Materials provided>

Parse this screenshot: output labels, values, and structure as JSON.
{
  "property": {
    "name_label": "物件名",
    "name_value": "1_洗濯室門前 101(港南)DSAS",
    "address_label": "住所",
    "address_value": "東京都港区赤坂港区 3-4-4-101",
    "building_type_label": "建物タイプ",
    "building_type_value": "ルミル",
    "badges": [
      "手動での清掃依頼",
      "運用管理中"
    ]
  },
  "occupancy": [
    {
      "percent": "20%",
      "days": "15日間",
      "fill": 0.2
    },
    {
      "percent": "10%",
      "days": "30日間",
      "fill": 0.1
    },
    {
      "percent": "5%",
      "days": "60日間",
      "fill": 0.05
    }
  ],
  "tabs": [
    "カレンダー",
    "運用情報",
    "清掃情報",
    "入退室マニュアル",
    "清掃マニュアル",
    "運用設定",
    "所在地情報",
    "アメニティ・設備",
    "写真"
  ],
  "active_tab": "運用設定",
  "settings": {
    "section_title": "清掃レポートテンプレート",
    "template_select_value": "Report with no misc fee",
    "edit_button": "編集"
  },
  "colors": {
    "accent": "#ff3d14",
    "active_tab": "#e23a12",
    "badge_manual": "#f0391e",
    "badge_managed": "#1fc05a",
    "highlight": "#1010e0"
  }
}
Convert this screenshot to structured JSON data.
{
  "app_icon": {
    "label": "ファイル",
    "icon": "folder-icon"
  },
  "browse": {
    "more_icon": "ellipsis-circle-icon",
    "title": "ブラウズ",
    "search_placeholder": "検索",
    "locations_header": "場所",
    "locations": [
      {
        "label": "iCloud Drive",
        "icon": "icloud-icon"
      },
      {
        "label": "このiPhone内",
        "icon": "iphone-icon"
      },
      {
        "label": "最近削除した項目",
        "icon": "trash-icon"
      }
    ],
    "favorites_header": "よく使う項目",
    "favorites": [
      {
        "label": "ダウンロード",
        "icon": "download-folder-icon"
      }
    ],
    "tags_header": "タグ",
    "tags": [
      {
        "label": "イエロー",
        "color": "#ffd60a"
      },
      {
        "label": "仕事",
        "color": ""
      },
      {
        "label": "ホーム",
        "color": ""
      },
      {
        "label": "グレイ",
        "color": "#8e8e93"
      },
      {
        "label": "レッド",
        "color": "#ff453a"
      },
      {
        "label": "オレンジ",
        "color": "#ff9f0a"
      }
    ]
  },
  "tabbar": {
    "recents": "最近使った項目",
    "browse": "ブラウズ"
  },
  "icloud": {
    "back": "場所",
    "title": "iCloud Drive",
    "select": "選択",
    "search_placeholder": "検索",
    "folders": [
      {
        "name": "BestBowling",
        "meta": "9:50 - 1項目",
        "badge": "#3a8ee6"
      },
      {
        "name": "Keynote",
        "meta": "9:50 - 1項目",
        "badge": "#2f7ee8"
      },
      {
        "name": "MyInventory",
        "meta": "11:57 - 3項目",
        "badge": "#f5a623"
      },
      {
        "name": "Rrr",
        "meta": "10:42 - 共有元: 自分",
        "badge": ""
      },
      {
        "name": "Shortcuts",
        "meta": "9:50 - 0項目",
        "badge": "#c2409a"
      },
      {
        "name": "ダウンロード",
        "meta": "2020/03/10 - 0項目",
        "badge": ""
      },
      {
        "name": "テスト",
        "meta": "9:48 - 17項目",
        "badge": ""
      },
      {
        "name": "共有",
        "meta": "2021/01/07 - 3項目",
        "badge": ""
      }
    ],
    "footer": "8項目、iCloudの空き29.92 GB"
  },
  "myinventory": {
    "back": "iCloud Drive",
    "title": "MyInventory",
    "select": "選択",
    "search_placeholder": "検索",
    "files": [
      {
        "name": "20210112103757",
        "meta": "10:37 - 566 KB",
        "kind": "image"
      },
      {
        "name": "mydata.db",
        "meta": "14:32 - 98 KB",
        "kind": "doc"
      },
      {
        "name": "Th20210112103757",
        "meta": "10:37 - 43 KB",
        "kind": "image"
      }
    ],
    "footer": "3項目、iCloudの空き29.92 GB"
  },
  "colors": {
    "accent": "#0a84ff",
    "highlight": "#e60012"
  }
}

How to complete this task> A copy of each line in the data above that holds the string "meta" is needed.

Solution to this exercise>
        "meta": "9:50 - 1項目",
        "meta": "9:50 - 1項目",
        "meta": "11:57 - 3項目",
        "meta": "10:42 - 共有元: 自分",
        "meta": "9:50 - 0項目",
        "meta": "2020/03/10 - 0項目",
        "meta": "9:48 - 17項目",
        "meta": "2021/01/07 - 3項目",
        "meta": "10:37 - 566 KB",
        "meta": "14:32 - 98 KB",
        "meta": "10:37 - 43 KB",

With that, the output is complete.